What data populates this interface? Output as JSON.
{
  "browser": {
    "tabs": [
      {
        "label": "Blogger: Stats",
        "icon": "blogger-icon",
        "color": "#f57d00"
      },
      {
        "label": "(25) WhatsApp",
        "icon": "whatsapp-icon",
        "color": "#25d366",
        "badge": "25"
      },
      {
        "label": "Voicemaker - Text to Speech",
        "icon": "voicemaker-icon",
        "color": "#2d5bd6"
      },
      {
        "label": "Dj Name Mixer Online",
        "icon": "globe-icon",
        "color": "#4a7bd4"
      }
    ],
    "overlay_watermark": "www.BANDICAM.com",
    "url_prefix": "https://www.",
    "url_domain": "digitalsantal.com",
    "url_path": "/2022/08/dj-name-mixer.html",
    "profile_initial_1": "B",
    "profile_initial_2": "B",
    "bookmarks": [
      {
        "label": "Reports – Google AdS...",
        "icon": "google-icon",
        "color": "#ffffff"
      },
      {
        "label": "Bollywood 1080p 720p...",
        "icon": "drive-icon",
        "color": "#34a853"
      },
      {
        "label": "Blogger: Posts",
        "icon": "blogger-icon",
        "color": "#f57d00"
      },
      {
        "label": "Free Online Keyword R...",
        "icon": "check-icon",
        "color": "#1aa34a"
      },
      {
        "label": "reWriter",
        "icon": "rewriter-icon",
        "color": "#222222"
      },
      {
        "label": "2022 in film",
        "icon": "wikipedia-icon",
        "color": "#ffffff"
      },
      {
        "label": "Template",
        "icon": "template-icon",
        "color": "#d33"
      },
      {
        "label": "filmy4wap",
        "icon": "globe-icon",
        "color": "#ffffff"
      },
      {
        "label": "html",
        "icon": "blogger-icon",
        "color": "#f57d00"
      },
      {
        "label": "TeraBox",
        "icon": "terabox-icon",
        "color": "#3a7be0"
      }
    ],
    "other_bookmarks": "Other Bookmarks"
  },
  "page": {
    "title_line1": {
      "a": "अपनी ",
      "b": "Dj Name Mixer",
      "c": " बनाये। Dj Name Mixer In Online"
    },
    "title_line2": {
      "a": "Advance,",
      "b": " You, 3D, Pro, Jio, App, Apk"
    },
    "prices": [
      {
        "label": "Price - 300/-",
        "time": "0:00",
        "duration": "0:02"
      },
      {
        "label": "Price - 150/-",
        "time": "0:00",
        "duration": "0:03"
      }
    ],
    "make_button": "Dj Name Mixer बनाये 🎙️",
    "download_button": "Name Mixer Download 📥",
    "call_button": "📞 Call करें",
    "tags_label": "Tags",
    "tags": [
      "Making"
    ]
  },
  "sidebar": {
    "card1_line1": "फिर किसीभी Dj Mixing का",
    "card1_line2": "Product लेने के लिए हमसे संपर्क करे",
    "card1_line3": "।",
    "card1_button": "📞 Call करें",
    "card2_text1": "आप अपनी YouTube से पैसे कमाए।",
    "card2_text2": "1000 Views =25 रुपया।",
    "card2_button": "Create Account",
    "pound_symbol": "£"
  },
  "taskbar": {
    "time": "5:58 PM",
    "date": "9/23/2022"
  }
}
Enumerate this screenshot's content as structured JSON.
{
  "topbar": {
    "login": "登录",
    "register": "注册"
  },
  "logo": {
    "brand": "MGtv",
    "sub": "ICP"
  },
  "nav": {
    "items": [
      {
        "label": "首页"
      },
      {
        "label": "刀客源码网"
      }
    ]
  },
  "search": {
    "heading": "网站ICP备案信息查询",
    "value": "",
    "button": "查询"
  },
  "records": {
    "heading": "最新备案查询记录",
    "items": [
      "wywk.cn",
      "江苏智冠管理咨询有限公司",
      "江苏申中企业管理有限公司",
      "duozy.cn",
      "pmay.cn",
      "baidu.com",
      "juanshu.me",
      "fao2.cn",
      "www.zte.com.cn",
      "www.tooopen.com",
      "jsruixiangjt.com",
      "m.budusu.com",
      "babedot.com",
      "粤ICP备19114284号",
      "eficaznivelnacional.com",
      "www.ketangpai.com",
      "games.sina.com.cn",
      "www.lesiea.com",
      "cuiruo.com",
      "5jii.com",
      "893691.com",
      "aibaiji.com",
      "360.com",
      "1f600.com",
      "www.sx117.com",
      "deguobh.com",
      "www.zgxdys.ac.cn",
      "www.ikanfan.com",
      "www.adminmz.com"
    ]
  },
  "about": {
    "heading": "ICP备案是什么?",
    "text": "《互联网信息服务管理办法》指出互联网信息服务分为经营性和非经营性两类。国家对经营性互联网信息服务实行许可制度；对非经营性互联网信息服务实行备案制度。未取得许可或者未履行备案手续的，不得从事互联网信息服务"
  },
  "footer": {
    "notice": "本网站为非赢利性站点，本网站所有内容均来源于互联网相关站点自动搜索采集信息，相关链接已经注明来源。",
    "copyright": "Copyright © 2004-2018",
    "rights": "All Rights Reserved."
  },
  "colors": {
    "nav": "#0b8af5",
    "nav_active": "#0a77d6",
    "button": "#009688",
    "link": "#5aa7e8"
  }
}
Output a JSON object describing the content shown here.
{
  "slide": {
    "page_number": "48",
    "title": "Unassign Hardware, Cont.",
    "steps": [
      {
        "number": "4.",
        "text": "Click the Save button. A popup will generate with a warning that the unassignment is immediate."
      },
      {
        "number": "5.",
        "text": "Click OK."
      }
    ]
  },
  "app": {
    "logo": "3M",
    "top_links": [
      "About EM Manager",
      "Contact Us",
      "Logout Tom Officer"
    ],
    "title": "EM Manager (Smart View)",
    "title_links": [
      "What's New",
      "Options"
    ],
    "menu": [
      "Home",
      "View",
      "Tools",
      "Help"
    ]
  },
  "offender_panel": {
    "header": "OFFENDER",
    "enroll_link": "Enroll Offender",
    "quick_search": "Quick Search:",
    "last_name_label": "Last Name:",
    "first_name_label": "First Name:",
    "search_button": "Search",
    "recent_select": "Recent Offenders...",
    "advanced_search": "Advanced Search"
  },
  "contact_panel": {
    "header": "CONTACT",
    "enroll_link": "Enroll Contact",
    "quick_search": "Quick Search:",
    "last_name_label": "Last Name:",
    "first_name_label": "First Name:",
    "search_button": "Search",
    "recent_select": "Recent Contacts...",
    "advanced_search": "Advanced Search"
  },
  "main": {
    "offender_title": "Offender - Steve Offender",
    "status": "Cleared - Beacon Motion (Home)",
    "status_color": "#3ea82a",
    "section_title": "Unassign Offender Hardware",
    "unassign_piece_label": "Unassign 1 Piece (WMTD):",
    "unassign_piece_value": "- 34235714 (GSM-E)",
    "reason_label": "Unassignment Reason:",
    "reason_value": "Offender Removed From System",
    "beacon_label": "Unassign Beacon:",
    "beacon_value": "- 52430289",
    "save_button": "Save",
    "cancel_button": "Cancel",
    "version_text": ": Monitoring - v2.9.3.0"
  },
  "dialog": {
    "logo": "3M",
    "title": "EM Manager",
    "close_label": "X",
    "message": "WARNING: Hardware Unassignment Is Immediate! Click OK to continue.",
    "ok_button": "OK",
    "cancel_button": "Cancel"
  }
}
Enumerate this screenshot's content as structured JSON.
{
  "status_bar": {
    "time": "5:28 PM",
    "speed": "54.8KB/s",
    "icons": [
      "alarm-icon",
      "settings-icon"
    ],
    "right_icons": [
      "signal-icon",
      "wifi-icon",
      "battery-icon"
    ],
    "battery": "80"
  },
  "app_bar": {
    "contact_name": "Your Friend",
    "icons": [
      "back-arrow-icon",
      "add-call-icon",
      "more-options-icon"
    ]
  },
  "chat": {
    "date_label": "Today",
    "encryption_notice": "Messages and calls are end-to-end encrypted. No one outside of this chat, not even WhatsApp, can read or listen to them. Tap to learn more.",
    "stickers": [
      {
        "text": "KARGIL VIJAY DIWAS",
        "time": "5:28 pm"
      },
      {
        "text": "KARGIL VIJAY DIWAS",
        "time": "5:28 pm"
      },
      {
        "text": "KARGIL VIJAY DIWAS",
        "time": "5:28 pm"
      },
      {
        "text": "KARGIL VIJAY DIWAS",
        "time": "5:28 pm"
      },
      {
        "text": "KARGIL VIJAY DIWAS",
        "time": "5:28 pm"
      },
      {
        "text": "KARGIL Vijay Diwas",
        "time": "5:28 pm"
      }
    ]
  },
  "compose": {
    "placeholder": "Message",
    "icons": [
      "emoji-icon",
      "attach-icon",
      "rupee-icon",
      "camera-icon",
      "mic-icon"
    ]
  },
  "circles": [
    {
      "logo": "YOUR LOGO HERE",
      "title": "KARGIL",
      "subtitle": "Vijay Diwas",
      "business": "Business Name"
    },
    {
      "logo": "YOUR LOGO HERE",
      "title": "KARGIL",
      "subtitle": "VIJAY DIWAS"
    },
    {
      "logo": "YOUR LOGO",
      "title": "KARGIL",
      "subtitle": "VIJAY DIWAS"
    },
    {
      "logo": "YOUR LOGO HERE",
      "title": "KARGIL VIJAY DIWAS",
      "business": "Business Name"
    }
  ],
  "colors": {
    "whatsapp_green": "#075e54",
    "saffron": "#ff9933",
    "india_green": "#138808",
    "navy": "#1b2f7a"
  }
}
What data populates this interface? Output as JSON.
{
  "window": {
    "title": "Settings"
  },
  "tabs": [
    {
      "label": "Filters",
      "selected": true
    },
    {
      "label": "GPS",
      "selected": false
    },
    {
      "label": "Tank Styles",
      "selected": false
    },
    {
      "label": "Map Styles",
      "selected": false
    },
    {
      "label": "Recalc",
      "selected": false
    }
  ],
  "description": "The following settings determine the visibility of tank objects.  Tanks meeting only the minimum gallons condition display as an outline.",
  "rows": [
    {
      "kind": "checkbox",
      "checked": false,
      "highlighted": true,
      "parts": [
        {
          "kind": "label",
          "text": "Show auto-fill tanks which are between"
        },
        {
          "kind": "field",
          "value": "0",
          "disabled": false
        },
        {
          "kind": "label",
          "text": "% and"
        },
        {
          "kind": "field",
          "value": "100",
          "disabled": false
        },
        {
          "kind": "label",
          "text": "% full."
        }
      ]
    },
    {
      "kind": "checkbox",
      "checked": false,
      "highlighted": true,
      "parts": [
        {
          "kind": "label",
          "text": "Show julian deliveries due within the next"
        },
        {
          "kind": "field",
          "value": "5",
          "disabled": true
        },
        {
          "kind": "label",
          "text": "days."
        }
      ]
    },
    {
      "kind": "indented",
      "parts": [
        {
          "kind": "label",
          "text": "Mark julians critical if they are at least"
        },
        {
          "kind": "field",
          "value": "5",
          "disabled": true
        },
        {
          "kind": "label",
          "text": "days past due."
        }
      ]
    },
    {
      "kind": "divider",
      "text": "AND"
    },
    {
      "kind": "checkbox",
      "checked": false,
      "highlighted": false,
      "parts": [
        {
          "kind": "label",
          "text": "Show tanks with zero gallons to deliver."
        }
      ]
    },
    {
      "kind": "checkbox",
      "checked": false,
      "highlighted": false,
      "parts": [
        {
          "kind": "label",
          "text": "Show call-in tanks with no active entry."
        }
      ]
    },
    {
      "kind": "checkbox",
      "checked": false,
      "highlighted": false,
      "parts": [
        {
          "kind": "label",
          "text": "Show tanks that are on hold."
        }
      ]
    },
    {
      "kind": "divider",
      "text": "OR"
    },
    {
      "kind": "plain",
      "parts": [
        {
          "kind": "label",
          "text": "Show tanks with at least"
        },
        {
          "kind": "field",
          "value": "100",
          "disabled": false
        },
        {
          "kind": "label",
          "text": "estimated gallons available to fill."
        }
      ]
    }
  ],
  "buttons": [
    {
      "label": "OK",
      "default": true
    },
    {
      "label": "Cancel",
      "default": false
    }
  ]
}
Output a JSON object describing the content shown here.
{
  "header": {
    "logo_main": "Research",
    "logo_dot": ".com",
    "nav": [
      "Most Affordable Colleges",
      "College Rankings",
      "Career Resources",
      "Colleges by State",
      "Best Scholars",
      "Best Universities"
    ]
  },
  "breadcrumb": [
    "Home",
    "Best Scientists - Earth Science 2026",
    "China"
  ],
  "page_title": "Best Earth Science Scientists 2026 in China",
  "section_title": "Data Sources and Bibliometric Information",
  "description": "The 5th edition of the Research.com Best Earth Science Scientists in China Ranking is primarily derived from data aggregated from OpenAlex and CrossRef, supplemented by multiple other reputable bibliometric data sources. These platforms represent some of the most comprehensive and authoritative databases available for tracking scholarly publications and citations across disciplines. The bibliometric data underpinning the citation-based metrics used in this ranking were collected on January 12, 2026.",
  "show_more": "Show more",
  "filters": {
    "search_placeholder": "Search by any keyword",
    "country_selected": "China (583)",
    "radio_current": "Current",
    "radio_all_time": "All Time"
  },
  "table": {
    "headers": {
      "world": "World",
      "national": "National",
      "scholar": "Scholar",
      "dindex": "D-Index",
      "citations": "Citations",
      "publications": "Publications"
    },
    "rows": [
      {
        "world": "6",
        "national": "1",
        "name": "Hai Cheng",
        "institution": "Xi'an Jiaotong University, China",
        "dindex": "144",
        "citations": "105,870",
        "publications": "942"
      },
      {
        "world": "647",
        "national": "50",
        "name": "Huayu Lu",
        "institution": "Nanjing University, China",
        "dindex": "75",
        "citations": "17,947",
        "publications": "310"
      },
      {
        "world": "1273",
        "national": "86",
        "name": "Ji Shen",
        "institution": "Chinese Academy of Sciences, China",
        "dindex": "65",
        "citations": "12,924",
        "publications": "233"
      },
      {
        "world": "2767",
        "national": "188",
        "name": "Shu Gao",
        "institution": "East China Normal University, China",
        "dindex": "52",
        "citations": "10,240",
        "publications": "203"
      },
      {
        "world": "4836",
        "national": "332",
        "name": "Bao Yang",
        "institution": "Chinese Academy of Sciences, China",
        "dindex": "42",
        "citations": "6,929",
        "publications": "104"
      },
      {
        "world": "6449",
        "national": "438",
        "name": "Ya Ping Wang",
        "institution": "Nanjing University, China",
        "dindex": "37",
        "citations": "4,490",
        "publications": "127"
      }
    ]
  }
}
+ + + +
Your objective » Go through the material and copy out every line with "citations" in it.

The answer »
  "description": "The 5th edition of the Research.com Best Earth Science Scientists in China Ranking is primarily derived from data aggregated from OpenAlex and CrossRef, supplemented by multiple other reputable bibliometric data sources. These platforms represent some of the most comprehensive and authoritative databases available for tracking scholarly publications and citations across disciplines. The bibliometric data underpinning the citation-based metrics used in this ranking were collected on January 12, 2026.",
      "citations": "Citations",
        "citations": "105,870",
        "citations": "17,947",
        "citations": "12,924",
        "citations": "10,240",
        "citations": "6,929",
        "citations": "4,490",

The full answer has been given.